When it comes to sheep you looked for a steady worker that would willingly jump up on the sheep backs in the yards and bring them to you from the fields. The Koolie meets all these requirements and responds to the work with a willingness and devotion that have their owners refusing large offers for their prized partners. Koolies have shown their metal in every form of work from on the land to Obedience, Tracking, Agility and Rescue Service, Koolies have been used as therapy dogs in nursing homes and as animal educators for children at school.
Some people including some Australian Shepherd breeders, believe the Koolie is an ancestor of the Australian Shepherd. A theory that is plausible is that these dogs were shipped over to the United States with the importation of cattle and sheep from Australia to the United States from the late 1800's. The theory being that in order to move the stock that were being shipped, a stockman used his dogs to do the job. Once there with the dogs, it was believed that the value of this great working dog was recognized by stockmen in the United States and bargaining, trading and purchasing occurred of these dogs.

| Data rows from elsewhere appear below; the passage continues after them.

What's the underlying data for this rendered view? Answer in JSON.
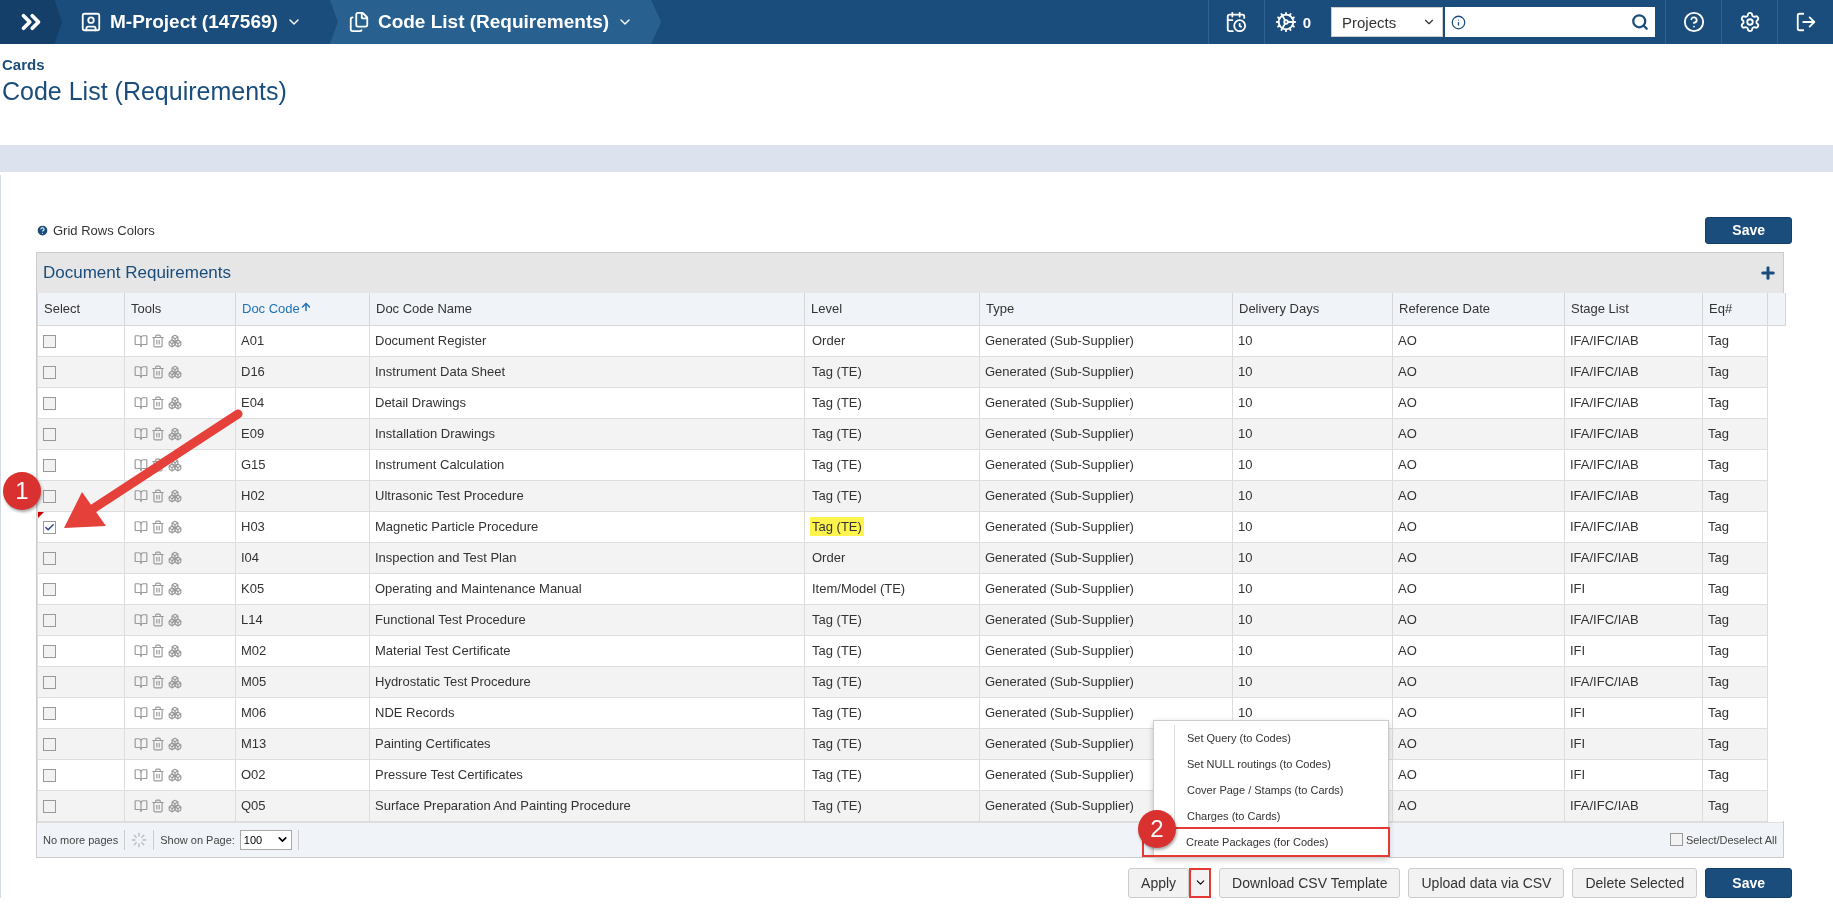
{
  "topbar": {
    "breadcrumbs": [
      {
        "label": "M-Project (147569)",
        "kind": "project"
      },
      {
        "label": "Code List (Requirements)",
        "kind": "page"
      }
    ],
    "jobs_count": "0",
    "search_scope": "Projects"
  },
  "header": {
    "section": "Cards",
    "title": "Code List (Requirements)"
  },
  "grid_colors_link": "Grid Rows Colors",
  "top_save": "Save",
  "grid": {
    "title": "Document Requirements",
    "columns": [
      {
        "label": "Select",
        "sorted": false
      },
      {
        "label": "Tools",
        "sorted": false
      },
      {
        "label": "Doc Code",
        "sorted": true
      },
      {
        "label": "Doc Code Name",
        "sorted": false
      },
      {
        "label": "Level",
        "sorted": false
      },
      {
        "label": "Type",
        "sorted": false
      },
      {
        "label": "Delivery Days",
        "sorted": false
      },
      {
        "label": "Reference Date",
        "sorted": false
      },
      {
        "label": "Stage List",
        "sorted": false
      },
      {
        "label": "Eq#",
        "sorted": false
      }
    ],
    "rows": [
      {
        "checked": false,
        "flagged": false,
        "code": "A01",
        "name": "Document Register",
        "level": "Order",
        "level_highlighted": false,
        "type": "Generated (Sub-Supplier)",
        "delivery_days": "10",
        "reference_date": "AO",
        "stage_list": "IFA/IFC/IAB",
        "eq": "Tag"
      },
      {
        "checked": false,
        "flagged": false,
        "code": "D16",
        "name": "Instrument Data Sheet",
        "level": "Tag (TE)",
        "level_highlighted": false,
        "type": "Generated (Sub-Supplier)",
        "delivery_days": "10",
        "reference_date": "AO",
        "stage_list": "IFA/IFC/IAB",
        "eq": "Tag"
      },
      {
        "checked": false,
        "flagged": false,
        "code": "E04",
        "name": "Detail Drawings",
        "level": "Tag (TE)",
        "level_highlighted": false,
        "type": "Generated (Sub-Supplier)",
        "delivery_days": "10",
        "reference_date": "AO",
        "stage_list": "IFA/IFC/IAB",
        "eq": "Tag"
      },
      {
        "checked": false,
        "flagged": false,
        "code": "E09",
        "name": "Installation Drawings",
        "level": "Tag (TE)",
        "level_highlighted": false,
        "type": "Generated (Sub-Supplier)",
        "delivery_days": "10",
        "reference_date": "AO",
        "stage_list": "IFA/IFC/IAB",
        "eq": "Tag"
      },
      {
        "checked": false,
        "flagged": false,
        "code": "G15",
        "name": "Instrument Calculation",
        "level": "Tag (TE)",
        "level_highlighted": false,
        "type": "Generated (Sub-Supplier)",
        "delivery_days": "10",
        "reference_date": "AO",
        "stage_list": "IFA/IFC/IAB",
        "eq": "Tag"
      },
      {
        "checked": false,
        "flagged": false,
        "code": "H02",
        "name": "Ultrasonic Test Procedure",
        "level": "Tag (TE)",
        "level_highlighted": false,
        "type": "Generated (Sub-Supplier)",
        "delivery_days": "10",
        "reference_date": "AO",
        "stage_list": "IFA/IFC/IAB",
        "eq": "Tag"
      },
      {
        "checked": true,
        "flagged": true,
        "code": "H03",
        "name": "Magnetic Particle Procedure",
        "level": "Tag (TE)",
        "level_highlighted": true,
        "type": "Generated (Sub-Supplier)",
        "delivery_days": "10",
        "reference_date": "AO",
        "stage_list": "IFA/IFC/IAB",
        "eq": "Tag"
      },
      {
        "checked": false,
        "flagged": false,
        "code": "I04",
        "name": "Inspection and Test Plan",
        "level": "Order",
        "level_highlighted": false,
        "type": "Generated (Sub-Supplier)",
        "delivery_days": "10",
        "reference_date": "AO",
        "stage_list": "IFA/IFC/IAB",
        "eq": "Tag"
      },
      {
        "checked": false,
        "flagged": false,
        "code": "K05",
        "name": "Operating and Maintenance Manual",
        "level": "Item/Model (TE)",
        "level_highlighted": false,
        "type": "Generated (Sub-Supplier)",
        "delivery_days": "10",
        "reference_date": "AO",
        "stage_list": "IFI",
        "eq": "Tag"
      },
      {
        "checked": false,
        "flagged": false,
        "code": "L14",
        "name": "Functional Test Procedure",
        "level": "Tag (TE)",
        "level_highlighted": false,
        "type": "Generated (Sub-Supplier)",
        "delivery_days": "10",
        "reference_date": "AO",
        "stage_list": "IFA/IFC/IAB",
        "eq": "Tag"
      },
      {
        "checked": false,
        "flagged": false,
        "code": "M02",
        "name": "Material Test Certificate",
        "level": "Tag (TE)",
        "level_highlighted": false,
        "type": "Generated (Sub-Supplier)",
        "delivery_days": "10",
        "reference_date": "AO",
        "stage_list": "IFI",
        "eq": "Tag"
      },
      {
        "checked": false,
        "flagged": false,
        "code": "M05",
        "name": "Hydrostatic Test Procedure",
        "level": "Tag (TE)",
        "level_highlighted": false,
        "type": "Generated (Sub-Supplier)",
        "delivery_days": "10",
        "reference_date": "AO",
        "stage_list": "IFA/IFC/IAB",
        "eq": "Tag"
      },
      {
        "checked": false,
        "flagged": false,
        "code": "M06",
        "name": "NDE Records",
        "level": "Tag (TE)",
        "level_highlighted": false,
        "type": "Generated (Sub-Supplier)",
        "delivery_days": "10",
        "reference_date": "AO",
        "stage_list": "IFI",
        "eq": "Tag"
      },
      {
        "checked": false,
        "flagged": false,
        "code": "M13",
        "name": "Painting Certificates",
        "level": "Tag (TE)",
        "level_highlighted": false,
        "type": "Generated (Sub-Supplier)",
        "reference_date": "AO",
        "stage_list": "IFI",
        "eq": "Tag"
      },
      {
        "checked": false,
        "flagged": false,
        "code": "O02",
        "name": "Pressure Test Certificates",
        "level": "Tag (TE)",
        "level_highlighted": false,
        "type": "Generated (Sub-Supplier)",
        "reference_date": "AO",
        "stage_list": "IFI",
        "eq": "Tag"
      },
      {
        "checked": false,
        "flagged": false,
        "code": "Q05",
        "name": "Surface Preparation And Painting Procedure",
        "level": "Tag (TE)",
        "level_highlighted": false,
        "type": "Generated (Sub-Supplier)",
        "reference_date": "AO",
        "stage_list": "IFA/IFC/IAB",
        "eq": "Tag"
      }
    ],
    "footer": {
      "paging": "No more pages",
      "page_size_label": "Show on Page:",
      "page_size": "100",
      "select_all_label": "Select/Deselect All",
      "select_all_checked": false
    }
  },
  "apply_menu": {
    "items": [
      {
        "label": "Set Query (to Codes)",
        "framed": false
      },
      {
        "label": "Set NULL routings (to Codes)",
        "framed": false
      },
      {
        "label": "Cover Page / Stamps (to Cards)",
        "framed": false
      },
      {
        "label": "Charges (to Cards)",
        "framed": false
      },
      {
        "label": "Create Packages (for Codes)",
        "framed": true
      }
    ]
  },
  "actions": [
    {
      "label": "Apply",
      "kind": "split"
    },
    {
      "label": "Download CSV Template",
      "kind": "plain"
    },
    {
      "label": "Upload data via CSV",
      "kind": "plain"
    },
    {
      "label": "Delete Selected",
      "kind": "plain"
    },
    {
      "label": "Save",
      "kind": "primary"
    }
  ],
  "annotations": [
    {
      "label": "1"
    },
    {
      "label": "2"
    }
  ]
}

Linda Rorem offers a similar theory for the explanation of the birth of the Australian Shepherd Breed. She references the use and importation of dogs to the United States that were accompanying these flocks, along with later arrivals, which would figure into the background of the Australian Shepherd.
Submitted History items contributed by members and readers